African economists have wound up a two-day meeting in Addis Ababa on the steps required to stop the illicit flow of funds with a call for an African Criminal Court to deal with financial crimes.
They also called for the repatriation of US$400 billion held by African Central banks abroad.
“We have been seen as a weak continent. But we have the resources to make Africa the source of global capital and create the kind of life we want for ourselves,” said Esther Koimett, the Investment Secretary at the Kenyan Treasury, after chairing a meeting of top Treasury and Central Bank Governors on Thursday.
The economic researchers and senior policy officials from across Africa attended a meeting convened by the economic think-tank, the African Economic Research Consortium (AERC), to discuss ways of stopping the excessive stealing of funds from Africa through illegal channels and tax cheats.
The experts proposed further suggestions be made to the African Union and the Economic Community of West African States (ECOWAS) to create the court that would try those suspected of masterminding economic crimes affecting Africans.
The AERC meeting, also attended by ministers of finance, labour, health and social affairs, called on African countries to raise funds to support local economic think-tanks to enable them to provide additional training to the national revenue authorities on how to conduct internationally approved auditing.
Experts expressed fear over the continuing exploitation of Africa’s mineral wealth by foreign multinationals, which instead of paying the relevant taxes, ended up using invoices to escalate cost of imports and under-valuing exports to avoid paying the taxes to the national governments.
“The problem of capital flight is big in Africa,” said Prof. Humphrey Moshi, of Dar es Salaam University. “The investment climate in Africa has been improving for over 10-15 years but the capital flight is equally increasing. The increased investments are not felt because of the capital flight.”
Research conducted by a team of economists hired by AERC showed Africa lost US$1.3 trillion in capital flight between 1970-2010, mostly shipped out by corrupt dictators, under-pricing of capital returns and misuse of foreign aid by sitting and former government officials.
Prof. Moshi said Africa was losing US$50 billion annually while studies showed Africa was the world’s greatest source of foreign capital.
“Economic growth is taking place but poverty is not decreasing. Africa is unable to finance key services because too much money is leaving the continent,” he added.
While cautiously welcoming the proposal to create an international criminal court for corruption in Africa, Prof. Moshi said the problem was not the lack of institutions to deal with corruption locally but was more about countries not willing to enforce the relevant international anti-corruption treaties which they have signed at the level of the UN and the African Union.
“Corruption is good for investors. They engage in over-invoicing imports and under-invoicing exports,” the Tanzanian academic said.
He said institutions set up to deal with money-laundering were also incapable of dealing with the challenges at hand while leaders remained non-development oriented across Africa.
“We have to make a point to our international development partners and donors that illicit capital flows are inhibiting the growth of Africa. We have to fight corruption because the recovery of these stolen assets will benefit Africa,” added Prof. Moshi.

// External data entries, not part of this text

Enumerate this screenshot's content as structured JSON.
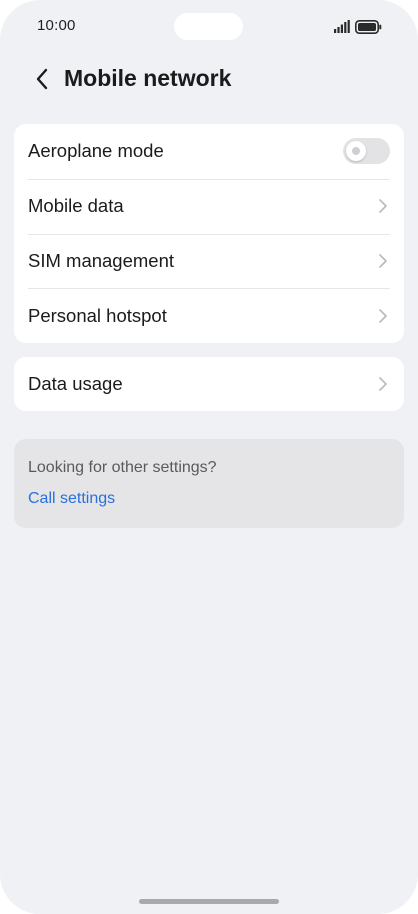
{
  "status_bar": {
    "time": "10:00",
    "icons": [
      "signal-icon",
      "battery-icon"
    ]
  },
  "header": {
    "back_icon": "back-arrow-icon",
    "title": "Mobile network"
  },
  "network_group": {
    "items": [
      {
        "label": "Aeroplane mode",
        "control": "toggle",
        "toggle_on": false
      },
      {
        "label": "Mobile data",
        "control": "chevron"
      },
      {
        "label": "SIM management",
        "control": "chevron"
      },
      {
        "label": "Personal hotspot",
        "control": "chevron"
      }
    ]
  },
  "usage_group": {
    "items": [
      {
        "label": "Data usage",
        "control": "chevron"
      }
    ]
  },
  "suggestion": {
    "text": "Looking for other settings?",
    "link": "Call settings"
  },
  "colors": {
    "background": "#f0f1f5",
    "card": "#ffffff",
    "link": "#2a6fdb",
    "suggestion_bg": "#e5e5e7"
  }
}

Lesotho’s First Deputy Governor of the Central Bank, Dr Makhetha Masilo, while explaining his country’s experience with foreign investors, said curbing illicit financial flows was more complicated.
“We had foreign exchange controls but we were not benefiting because the investors would buy air-tickets pretending to travel and collect the foreign currency only to cancel the ticket. We might still need to lessen some of the controls,” he cautioned.
The Bankers called on governments to commission specific case studies on the sources of capital flight.
Experts said some funds were being lost through odious debts, spent by officials to buy prime property abroad while other state officials spent the money on criminal debt by buying arms. Some leaders were also accused of using these funds to create oppressive regimes to hurt their citizens.
Former Zambian Central Bank Governor Caleb Fundanga said the US$400 billion in foreign currency reserves held by Central Banks was a big source of global capital which should be used by Africans.
“I suspect the African countries issuing sovereign bonds are actually borrowing from our reserves,” he said.